## PROBLEM
Line by line, repeat the material below exactly and leave the images out.

## MATERIAL SHOWN
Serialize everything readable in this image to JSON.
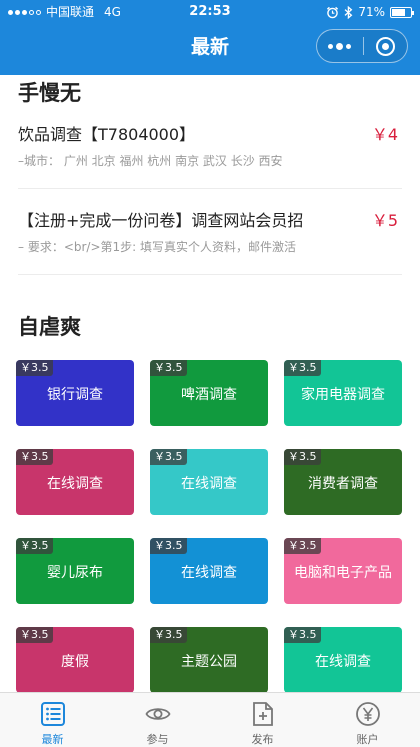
{
  "status_bar": {
    "carrier": "中国联通",
    "network": "4G",
    "time": "22:53",
    "battery_text": "71%",
    "battery_level": 0.71
  },
  "nav": {
    "title": "最新",
    "more_icon": "more-dots-icon",
    "close_icon": "capsule-close-icon"
  },
  "colors": {
    "header": "#1d87db",
    "price": "#d81e3c",
    "tab_active": "#1d87db"
  },
  "section1": {
    "title": "手慢无",
    "items": [
      {
        "title": "饮品调查【T7804000】",
        "price": "￥4",
        "subtitle": "–城市：  广州 北京 福州 杭州 南京 武汉 长沙 西安"
      },
      {
        "title": "【注册+完成一份问卷】调查网站会员招",
        "price": "￥5",
        "subtitle": "– 要求：<br/>第1步: 填写真实个人资料，邮件激活"
      }
    ]
  },
  "section2": {
    "title": "自虐爽",
    "tiles": [
      {
        "price": "￥3.5",
        "label": "银行调查",
        "color": "#3232c8"
      },
      {
        "price": "￥3.5",
        "label": "啤酒调查",
        "color": "#119a3e"
      },
      {
        "price": "￥3.5",
        "label": "家用电器调查",
        "color": "#12c596"
      },
      {
        "price": "￥3.5",
        "label": "在线调查",
        "color": "#c8356b"
      },
      {
        "price": "￥3.5",
        "label": "在线调查",
        "color": "#35c8c8"
      },
      {
        "price": "￥3.5",
        "label": "消费者调查",
        "color": "#2e6b24"
      },
      {
        "price": "￥3.5",
        "label": "婴儿尿布",
        "color": "#119a3e"
      },
      {
        "price": "￥3.5",
        "label": "在线调查",
        "color": "#1391d5"
      },
      {
        "price": "￥3.5",
        "label": "电脑和电子产品",
        "color": "#f1699c"
      },
      {
        "price": "￥3.5",
        "label": "度假",
        "color": "#c8356b"
      },
      {
        "price": "￥3.5",
        "label": "主题公园",
        "color": "#2e6b24"
      },
      {
        "price": "￥3.5",
        "label": "在线调查",
        "color": "#12c596"
      }
    ]
  },
  "tabbar": {
    "tabs": [
      {
        "label": "最新",
        "icon": "list-icon",
        "active": true
      },
      {
        "label": "参与",
        "icon": "eye-icon",
        "active": false
      },
      {
        "label": "发布",
        "icon": "add-document-icon",
        "active": false
      },
      {
        "label": "账户",
        "icon": "yen-coin-icon",
        "active": false
      }
    ]
  }
}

## RESULT
Serialize everything readable in this image to JSON.
{
  "status_bar": {
    "carrier": "中国联通",
    "network": "4G",
    "time": "22:53",
    "battery_text": "71%",
    "battery_level": 0.71
  },
  "nav": {
    "title": "最新",
    "more_icon": "more-dots-icon",
    "close_icon": "capsule-close-icon"
  },
  "colors": {
    "header": "#1d87db",
    "price": "#d81e3c",
    "tab_active": "#1d87db"
  },
  "section1": {
    "title": "手慢无",
    "items": [
      {
        "title": "饮品调查【T7804000】",
        "price": "￥4",
        "subtitle": "–城市：  广州 北京 福州 杭州 南京 武汉 长沙 西安"
      },
      {
        "title": "【注册+完成一份问卷】调查网站会员招",
        "price": "￥5",
        "subtitle": "– 要求：<br/>第1步: 填写真实个人资料，邮件激活"
      }
    ]
  },
  "section2": {
    "title": "自虐爽",
    "tiles": [
      {
        "price": "￥3.5",
        "label": "银行调查",
        "color": "#3232c8"
      },
      {
        "price": "￥3.5",
        "label": "啤酒调查",
        "color": "#119a3e"
      },
      {
        "price": "￥3.5",
        "label": "家用电器调查",
        "color": "#12c596"
      },
      {
        "price": "￥3.5",
        "label": "在线调查",
        "color": "#c8356b"
      },
      {
        "price": "￥3.5",
        "label": "在线调查",
        "color": "#35c8c8"
      },
      {
        "price": "￥3.5",
        "label": "消费者调查",
        "color": "#2e6b24"
      },
      {
        "price": "￥3.5",
        "label": "婴儿尿布",
        "color": "#119a3e"
      },
      {
        "price": "￥3.5",
        "label": "在线调查",
        "color": "#1391d5"
      },
      {
        "price": "￥3.5",
        "label": "电脑和电子产品",
        "color": "#f1699c"
      },
      {
        "price": "￥3.5",
        "label": "度假",
        "color": "#c8356b"
      },
      {
        "price": "￥3.5",
        "label": "主题公园",
        "color": "#2e6b24"
      },
      {
        "price": "￥3.5",
        "label": "在线调查",
        "color": "#12c596"
      }
    ]
  },
  "tabbar": {
    "tabs": [
      {
        "label": "最新",
        "icon": "list-icon",
        "active": true
      },
      {
        "label": "参与",
        "icon": "eye-icon",
        "active": false
      },
      {
        "label": "发布",
        "icon": "add-document-icon",
        "active": false
      },
      {
        "label": "账户",
        "icon": "yen-coin-icon",
        "active": false
      }
    ]
  }
}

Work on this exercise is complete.